A faithful, word-for-word copy of the data below is required, without pictures.
(Beginning of PROVIDED DATA)
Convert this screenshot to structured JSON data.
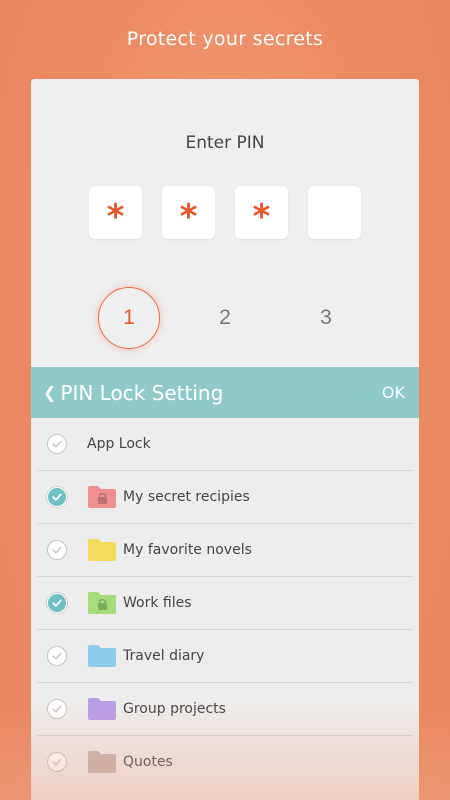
{
  "headline": "Protect your secrets",
  "pin": {
    "title": "Enter PIN",
    "digits": [
      "*",
      "*",
      "*",
      ""
    ]
  },
  "keypad": {
    "keys": [
      "1",
      "2",
      "3"
    ],
    "active_key": "1"
  },
  "panel": {
    "title": "PIN Lock Setting",
    "ok_label": "OK",
    "app_lock": {
      "label": "App Lock",
      "checked": false
    },
    "items": [
      {
        "label": "My secret recipies",
        "checked": true,
        "folder_color": "#f08f8f",
        "locked": true,
        "folder_icon": "folder-lock-icon"
      },
      {
        "label": "My favorite novels",
        "checked": false,
        "folder_color": "#f3dc5a",
        "locked": false,
        "folder_icon": "folder-icon"
      },
      {
        "label": "Work files",
        "checked": true,
        "folder_color": "#a6dd7c",
        "locked": true,
        "folder_icon": "folder-lock-icon"
      },
      {
        "label": "Travel diary",
        "checked": false,
        "folder_color": "#8ccbe9",
        "locked": false,
        "folder_icon": "folder-icon"
      },
      {
        "label": "Group projects",
        "checked": false,
        "folder_color": "#b79be6",
        "locked": false,
        "folder_icon": "folder-icon"
      },
      {
        "label": "Quotes",
        "checked": false,
        "folder_color": "#c4b3ae",
        "locked": false,
        "folder_icon": "folder-icon"
      }
    ]
  },
  "colors": {
    "accent": "#e8552a",
    "header": "#8fcac8",
    "check_on": "#6dc0c4"
  }
}
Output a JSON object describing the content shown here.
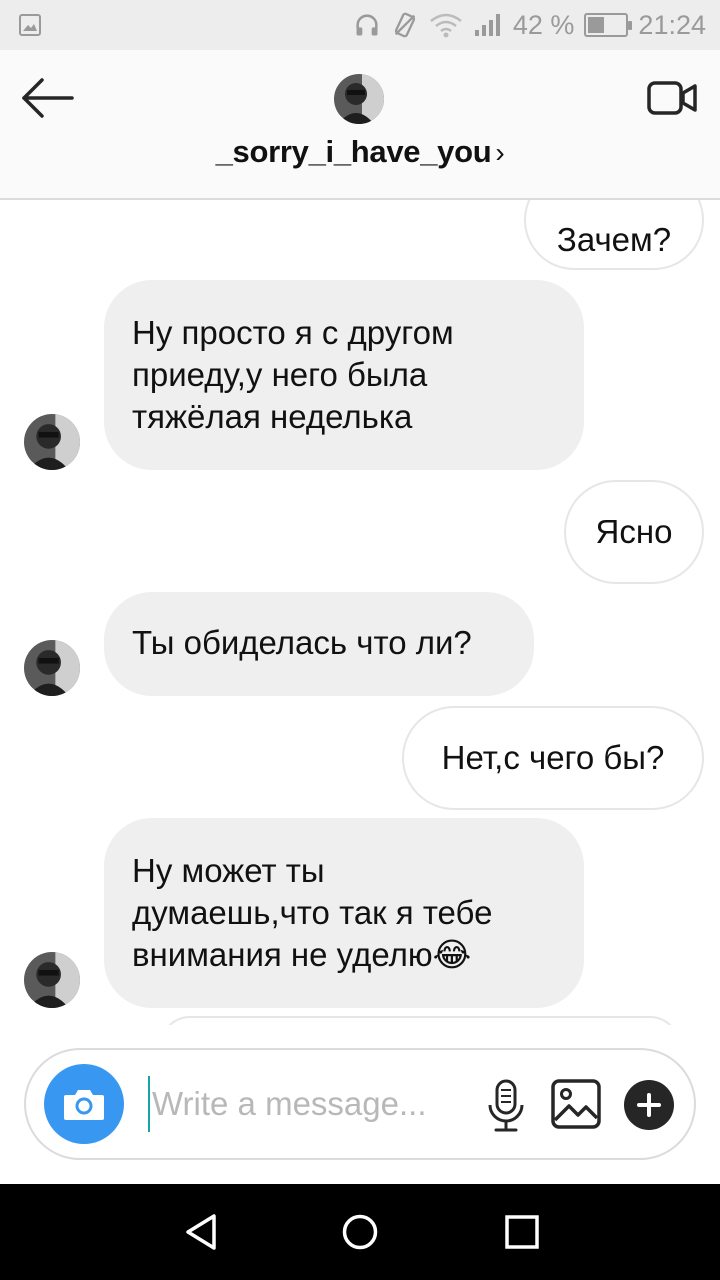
{
  "status_bar": {
    "battery_percent": "42 %",
    "time": "21:24",
    "battery_level": 0.42
  },
  "header": {
    "username": "_sorry_i_have_you",
    "chevron": "›",
    "icons": {
      "back": "arrow-left-icon",
      "video": "video-camera-icon"
    }
  },
  "messages": [
    {
      "direction": "out",
      "text": "Зачем?"
    },
    {
      "direction": "in",
      "lines": [
        "Ну просто я с другом",
        "приеду,у него была",
        "тяжёлая неделька"
      ]
    },
    {
      "direction": "out",
      "text": "Ясно"
    },
    {
      "direction": "in",
      "lines": [
        "Ты обиделась что ли?"
      ]
    },
    {
      "direction": "out",
      "text": "Нет,с чего бы?"
    },
    {
      "direction": "in",
      "lines": [
        "Ну может ты",
        "думаешь,что так я тебе",
        "внимания не уделю😂"
      ]
    }
  ],
  "composer": {
    "placeholder": "Write a message...",
    "icons": {
      "camera": "camera-icon",
      "mic": "microphone-icon",
      "gallery": "image-icon",
      "plus": "plus-icon"
    }
  },
  "colors": {
    "accent_blue": "#3897f0",
    "incoming_bubble": "#efefef",
    "header_bg": "#fafafa"
  }
}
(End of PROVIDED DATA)
• **REPLY TO THE TASK**:
Convert this screenshot to structured JSON data.
{
  "headline": "Protect your secrets",
  "pin": {
    "title": "Enter PIN",
    "digits": [
      "*",
      "*",
      "*",
      ""
    ]
  },
  "keypad": {
    "keys": [
      "1",
      "2",
      "3"
    ],
    "active_key": "1"
  },
  "panel": {
    "title": "PIN Lock Setting",
    "ok_label": "OK",
    "app_lock": {
      "label": "App Lock",
      "checked": false
    },
    "items": [
      {
        "label": "My secret recipies",
        "checked": true,
        "folder_color": "#f08f8f",
        "locked": true,
        "folder_icon": "folder-lock-icon"
      },
      {
        "label": "My favorite novels",
        "checked": false,
        "folder_color": "#f3dc5a",
        "locked": false,
        "folder_icon": "folder-icon"
      },
      {
        "label": "Work files",
        "checked": true,
        "folder_color": "#a6dd7c",
        "locked": true,
        "folder_icon": "folder-lock-icon"
      },
      {
        "label": "Travel diary",
        "checked": false,
        "folder_color": "#8ccbe9",
        "locked": false,
        "folder_icon": "folder-icon"
      },
      {
        "label": "Group projects",
        "checked": false,
        "folder_color": "#b79be6",
        "locked": false,
        "folder_icon": "folder-icon"
      },
      {
        "label": "Quotes",
        "checked": false,
        "folder_color": "#c4b3ae",
        "locked": false,
        "folder_icon": "folder-icon"
      }
    ]
  },
  "colors": {
    "accent": "#e8552a",
    "header": "#8fcac8",
    "check_on": "#6dc0c4"
  }
}
Output a JSON object describing the content shown here.
{
  "status_bar": {
    "battery_percent": "42 %",
    "time": "21:24",
    "battery_level": 0.42
  },
  "header": {
    "username": "_sorry_i_have_you",
    "chevron": "›",
    "icons": {
      "back": "arrow-left-icon",
      "video": "video-camera-icon"
    }
  },
  "messages": [
    {
      "direction": "out",
      "text": "Зачем?"
    },
    {
      "direction": "in",
      "lines": [
        "Ну просто я с другом",
        "приеду,у него была",
        "тяжёлая неделька"
      ]
    },
    {
      "direction": "out",
      "text": "Ясно"
    },
    {
      "direction": "in",
      "lines": [
        "Ты обиделась что ли?"
      ]
    },
    {
      "direction": "out",
      "text": "Нет,с чего бы?"
    },
    {
      "direction": "in",
      "lines": [
        "Ну может ты",
        "думаешь,что так я тебе",
        "внимания не уделю😂"
      ]
    }
  ],
  "composer": {
    "placeholder": "Write a message...",
    "icons": {
      "camera": "camera-icon",
      "mic": "microphone-icon",
      "gallery": "image-icon",
      "plus": "plus-icon"
    }
  },
  "colors": {
    "accent_blue": "#3897f0",
    "incoming_bubble": "#efefef",
    "header_bg": "#fafafa"
  }
}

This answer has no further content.